Military-style semi-automatics have been defined under New Zealand law as rifles with magazines exceeding seven shots, or with pistol grips, folding or telescopic butts, bayonet attachments or flash suppressors at the end of the barrel.
Many different types of firearms, from pistols to rifles and shotguns, can be semi-automatic. Semi-automatic refers to a firearm's ability to self-load, not only firing a bullet with each trigger pull, but also reloading and making the firearm capable of firing again.
WHAT'S NOT BEING BANNED?
The ban does not include semi-automatic .22-calibre or smaller guns that hold up to 10 rounds or semi-automatic and pump-action shotguns with non-detachable magazines that hold up to five rounds. The guns not banned are commonly used by farmers and hunters.
Calibre is the measurement of the diameter of the inside of a gun barrel. A higher-calibre firearm uses larger rounds that can do more tissue damage and are more lethal.
The government said the police and military would be exempt, as would businesses carrying out professional pest control. Access for international shooting competitions would also be considered.
WHAT HAPPENS TO BANNED GUNS?
Ardern said people could hand over their guns under an amnesty while officials develop a formal buyback scheme, which could cost up to 200 million New Zealand dollars (US$140 million).
New Zealand police said on their website that the "transitional period" would allow people to arrange to hand over their unlawful firearms to police without penalties. It encouraged people to fill out an online form and said after that police would be in touch to make arrangements.
There could be legal exemptions to the ban, such as for pest controllers, but Ardern said any exemptions would be "tightly regulated."
"For other dealers, sales should essentially now cease. My expectation is that these weapons will now be returned to your suppliers and never enter into the New Zealand market again," she said.
HOW MANY GUNS ARE AFFECTED?
There are nearly 250,000 licensed gun owners in New Zealand, which has a population of five million people. Officials estimate there are 1.5 million guns in the country.
Sydney University gun policy expert Philip Alpers estimated that only six percent of all weapons in New Zealand were registered. He said there could be 500,000 semi-automatic rifles and shotguns.
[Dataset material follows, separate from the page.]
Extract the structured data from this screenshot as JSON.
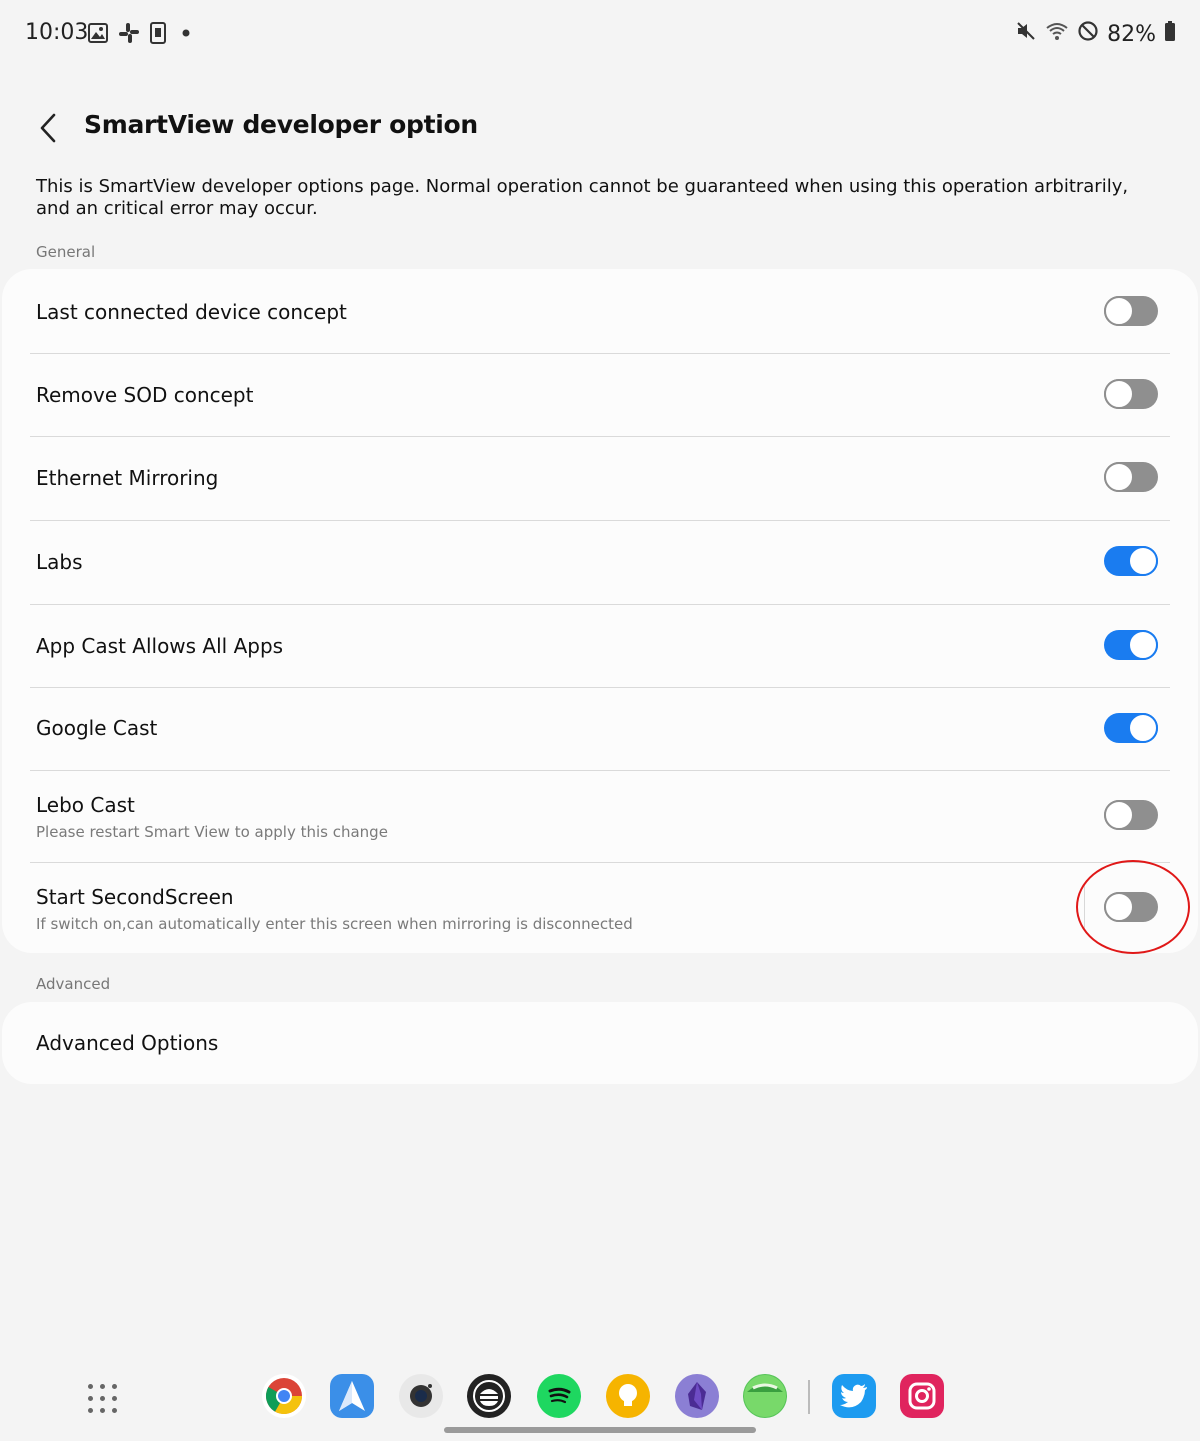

But, he added, "only a small proportion of those would be capable of taking a large-capacity magazine. So that's the number that everyone is trying to guess."
DO NEW ZEALANDERS SUPPORT IT?
The ban is widely supported and puts New Zealand "almost exactly in line" with Australia, the United Kingdom and "somewhat with Canada," according to Professor Kevin Clements, chairman of Peace and Conflicts studies at the University of Otago and a firearms expert.
One of New Zealand's largest gun retailers, Hunting & Fishing New Zealand, said it supports "any government measure to permanently ban such weapons." The company said it would no longer stock any assault-style firearms of any category and would also stop selling firearms online.
"What [Ardern's] done is a very brave move, and it's the kind of move that can only be done in a common-law country where guns are not a right. Guns are a real privilege. If there was a legal right like there is in the United States, this would be much more difficult," said International law Professor Alexander Gillespie of Waikato University. But, he added, "it's going to be expensive, and there's going to be a lot of pushback."
Alpers noted that New Zealand, although it requires handgun registration, "is still the only country apart from the United States and to some degree Canada that doesn't have [firearm] registration as its third pillar of gun control" along with licensing and treating possession as a conditional privilege.
Alpers said rifles and shotguns aren't registered in the country. He called that "a very important loophole" but said Ardern "has flagged her determination to pursue registration. Whether she'll be able to do it completely or not ... is another question."